- **Task brief**: The answer should consist of the records below, repeated exactly, and no pictures.

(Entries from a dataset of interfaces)
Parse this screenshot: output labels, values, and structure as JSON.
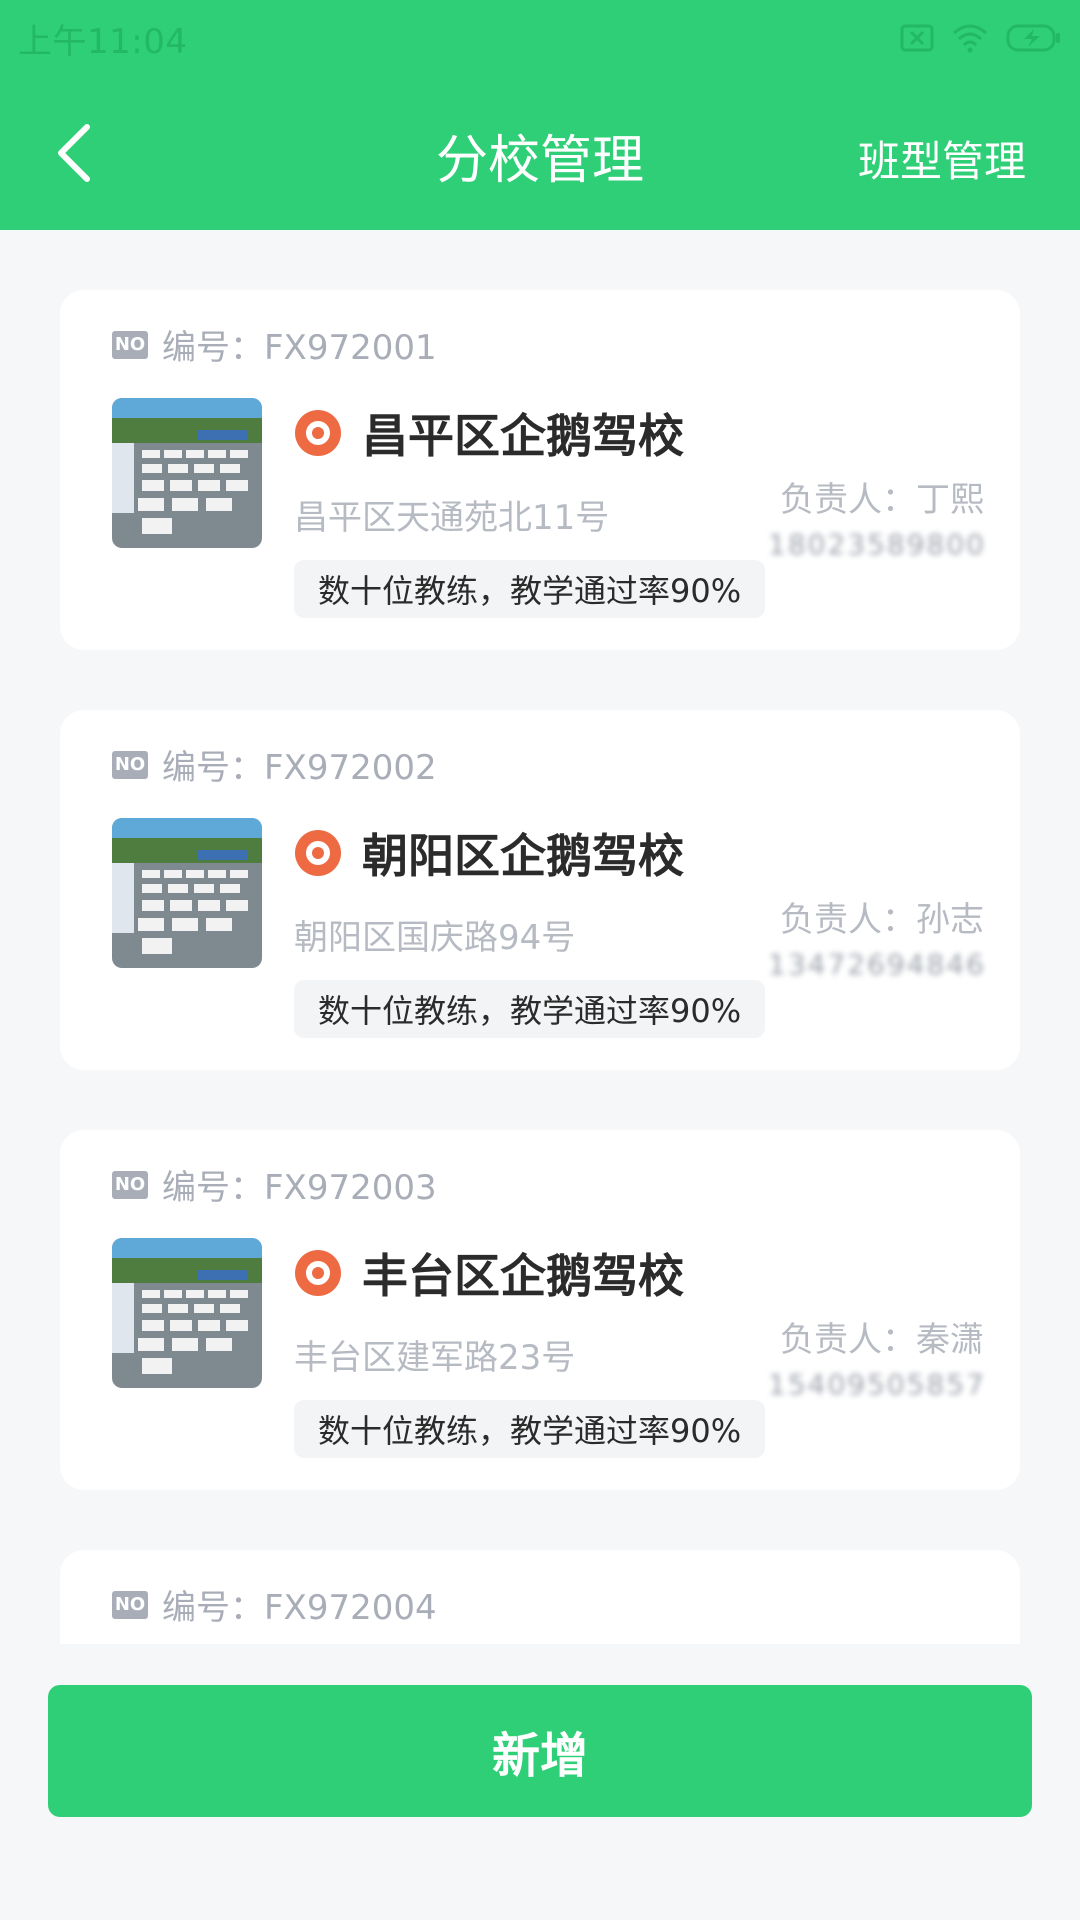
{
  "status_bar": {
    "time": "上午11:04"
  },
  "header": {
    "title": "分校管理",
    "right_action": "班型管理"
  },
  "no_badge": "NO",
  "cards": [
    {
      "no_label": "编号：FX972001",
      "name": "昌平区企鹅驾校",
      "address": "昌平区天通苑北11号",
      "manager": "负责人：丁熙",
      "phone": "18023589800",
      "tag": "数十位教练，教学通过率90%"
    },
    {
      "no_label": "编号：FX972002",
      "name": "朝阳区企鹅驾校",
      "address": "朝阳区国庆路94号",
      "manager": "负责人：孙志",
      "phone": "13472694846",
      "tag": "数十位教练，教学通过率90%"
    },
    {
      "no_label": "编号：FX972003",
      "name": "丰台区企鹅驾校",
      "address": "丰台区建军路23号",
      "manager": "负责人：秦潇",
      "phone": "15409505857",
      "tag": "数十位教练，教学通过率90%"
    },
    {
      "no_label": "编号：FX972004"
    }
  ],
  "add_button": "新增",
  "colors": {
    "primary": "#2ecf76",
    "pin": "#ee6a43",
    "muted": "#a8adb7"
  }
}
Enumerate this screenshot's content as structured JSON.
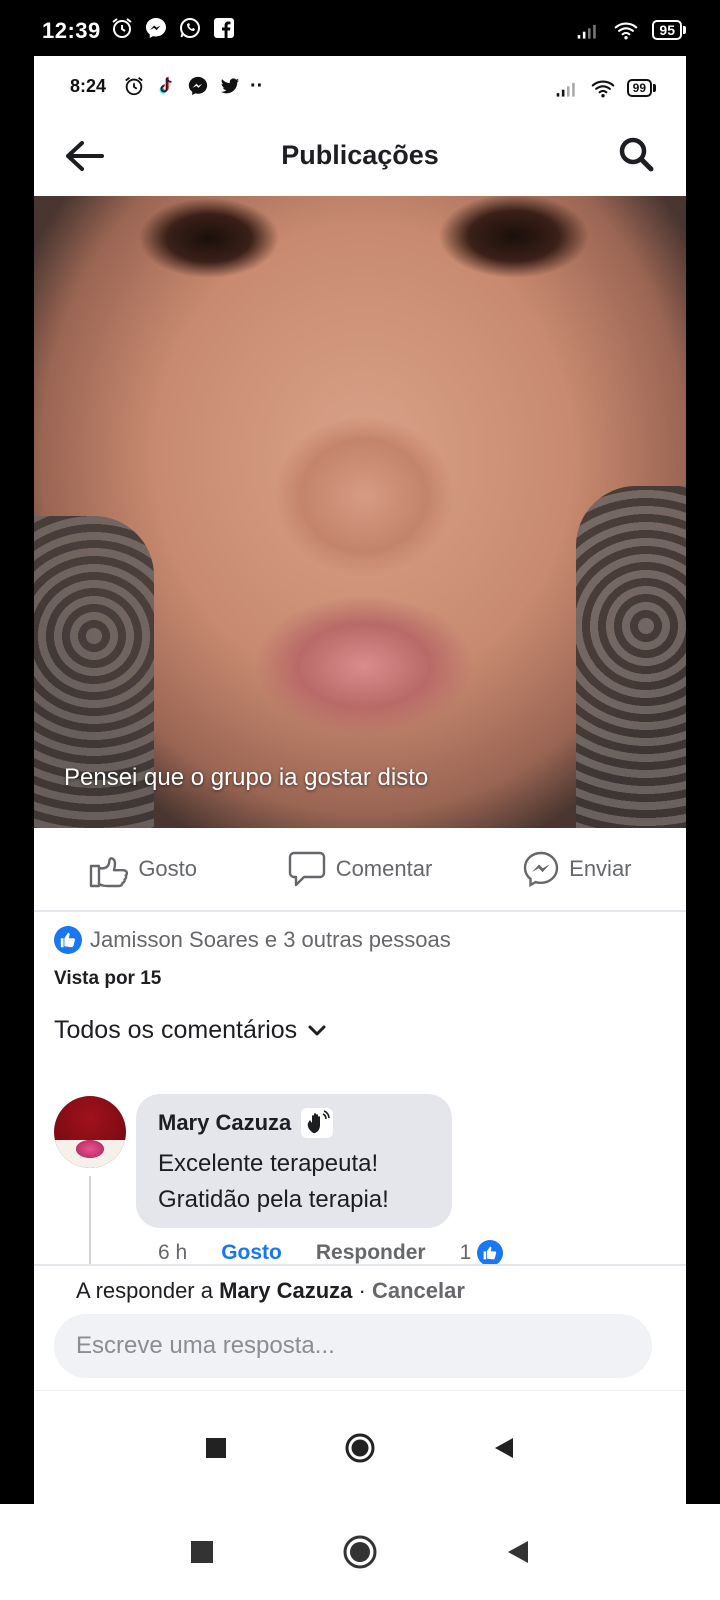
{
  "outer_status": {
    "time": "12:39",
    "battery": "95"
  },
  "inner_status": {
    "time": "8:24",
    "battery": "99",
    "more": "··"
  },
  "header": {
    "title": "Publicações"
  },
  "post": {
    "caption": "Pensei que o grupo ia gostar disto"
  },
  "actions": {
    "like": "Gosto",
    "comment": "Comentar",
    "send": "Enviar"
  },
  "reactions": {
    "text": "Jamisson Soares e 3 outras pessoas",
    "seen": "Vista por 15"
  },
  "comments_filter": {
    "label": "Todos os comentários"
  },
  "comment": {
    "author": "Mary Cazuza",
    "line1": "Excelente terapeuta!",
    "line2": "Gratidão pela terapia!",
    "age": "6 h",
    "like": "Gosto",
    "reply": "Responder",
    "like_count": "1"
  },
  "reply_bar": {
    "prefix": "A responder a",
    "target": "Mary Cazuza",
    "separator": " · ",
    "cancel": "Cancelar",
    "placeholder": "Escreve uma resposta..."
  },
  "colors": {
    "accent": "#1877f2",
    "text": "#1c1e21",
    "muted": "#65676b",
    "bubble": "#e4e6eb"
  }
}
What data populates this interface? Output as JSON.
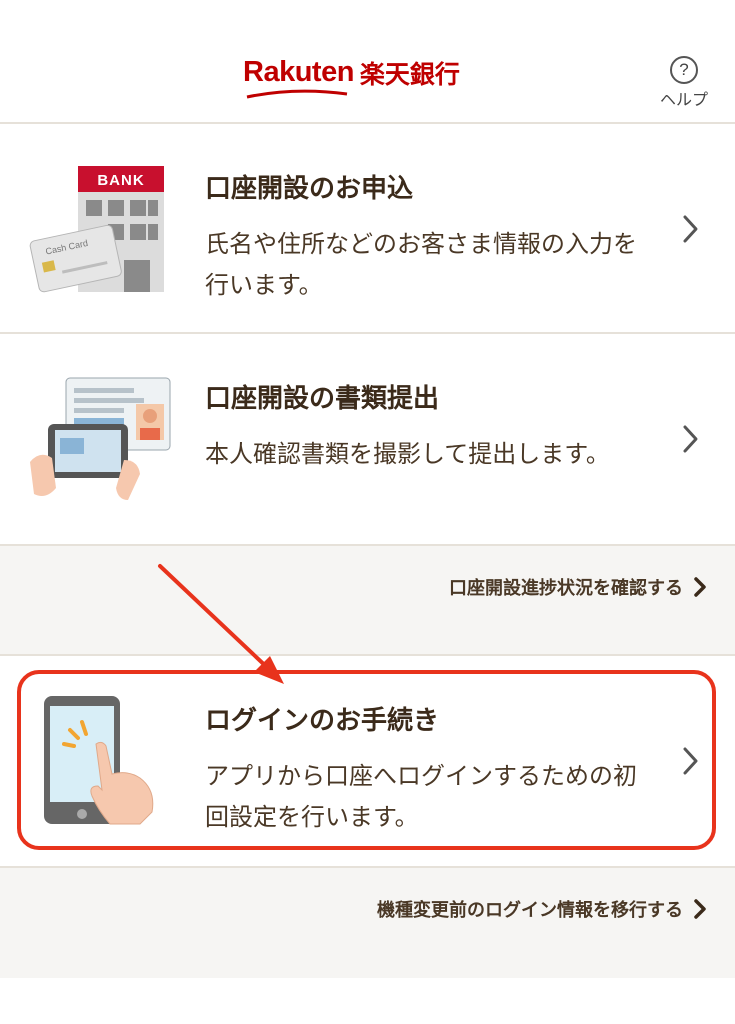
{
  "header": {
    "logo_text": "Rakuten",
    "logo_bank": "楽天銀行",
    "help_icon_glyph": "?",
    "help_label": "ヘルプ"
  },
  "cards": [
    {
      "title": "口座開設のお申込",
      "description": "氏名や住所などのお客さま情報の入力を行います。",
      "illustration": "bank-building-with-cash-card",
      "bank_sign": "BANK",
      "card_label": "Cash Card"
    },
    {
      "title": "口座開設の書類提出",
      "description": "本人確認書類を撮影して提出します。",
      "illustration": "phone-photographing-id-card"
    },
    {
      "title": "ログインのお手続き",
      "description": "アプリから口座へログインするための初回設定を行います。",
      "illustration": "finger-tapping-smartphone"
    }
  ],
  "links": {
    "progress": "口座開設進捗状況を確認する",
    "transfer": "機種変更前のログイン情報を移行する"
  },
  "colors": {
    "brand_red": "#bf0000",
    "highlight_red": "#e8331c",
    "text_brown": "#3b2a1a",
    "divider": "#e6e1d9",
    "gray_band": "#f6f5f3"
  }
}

- **Answer section**:
Parse this screenshot: output labels, values, and structure as JSON.
{
  "status_bar": {
    "time": "上午11:04"
  },
  "header": {
    "title": "分校管理",
    "right_action": "班型管理"
  },
  "no_badge": "NO",
  "cards": [
    {
      "no_label": "编号：FX972001",
      "name": "昌平区企鹅驾校",
      "address": "昌平区天通苑北11号",
      "manager": "负责人：丁熙",
      "phone": "18023589800",
      "tag": "数十位教练，教学通过率90%"
    },
    {
      "no_label": "编号：FX972002",
      "name": "朝阳区企鹅驾校",
      "address": "朝阳区国庆路94号",
      "manager": "负责人：孙志",
      "phone": "13472694846",
      "tag": "数十位教练，教学通过率90%"
    },
    {
      "no_label": "编号：FX972003",
      "name": "丰台区企鹅驾校",
      "address": "丰台区建军路23号",
      "manager": "负责人：秦潇",
      "phone": "15409505857",
      "tag": "数十位教练，教学通过率90%"
    },
    {
      "no_label": "编号：FX972004"
    }
  ],
  "add_button": "新增",
  "colors": {
    "primary": "#2ecf76",
    "pin": "#ee6a43",
    "muted": "#a8adb7"
  }
}
Enumerate this screenshot's content as structured JSON.
{
  "outer_status": {
    "time": "12:39",
    "battery": "95"
  },
  "inner_status": {
    "time": "8:24",
    "battery": "99",
    "more": "··"
  },
  "header": {
    "title": "Publicações"
  },
  "post": {
    "caption": "Pensei que o grupo ia gostar disto"
  },
  "actions": {
    "like": "Gosto",
    "comment": "Comentar",
    "send": "Enviar"
  },
  "reactions": {
    "text": "Jamisson Soares e 3 outras pessoas",
    "seen": "Vista por 15"
  },
  "comments_filter": {
    "label": "Todos os comentários"
  },
  "comment": {
    "author": "Mary Cazuza",
    "line1": "Excelente terapeuta!",
    "line2": "Gratidão pela terapia!",
    "age": "6 h",
    "like": "Gosto",
    "reply": "Responder",
    "like_count": "1"
  },
  "reply_bar": {
    "prefix": "A responder a",
    "target": "Mary Cazuza",
    "separator": " · ",
    "cancel": "Cancelar",
    "placeholder": "Escreve uma resposta..."
  },
  "colors": {
    "accent": "#1877f2",
    "text": "#1c1e21",
    "muted": "#65676b",
    "bubble": "#e4e6eb"
  }
}
What data populates this interface? Output as JSON.
{
  "header": {
    "logo_text": "Rakuten",
    "logo_bank": "楽天銀行",
    "help_icon_glyph": "?",
    "help_label": "ヘルプ"
  },
  "cards": [
    {
      "title": "口座開設のお申込",
      "description": "氏名や住所などのお客さま情報の入力を行います。",
      "illustration": "bank-building-with-cash-card",
      "bank_sign": "BANK",
      "card_label": "Cash Card"
    },
    {
      "title": "口座開設の書類提出",
      "description": "本人確認書類を撮影して提出します。",
      "illustration": "phone-photographing-id-card"
    },
    {
      "title": "ログインのお手続き",
      "description": "アプリから口座へログインするための初回設定を行います。",
      "illustration": "finger-tapping-smartphone"
    }
  ],
  "links": {
    "progress": "口座開設進捗状況を確認する",
    "transfer": "機種変更前のログイン情報を移行する"
  },
  "colors": {
    "brand_red": "#bf0000",
    "highlight_red": "#e8331c",
    "text_brown": "#3b2a1a",
    "divider": "#e6e1d9",
    "gray_band": "#f6f5f3"
  }
}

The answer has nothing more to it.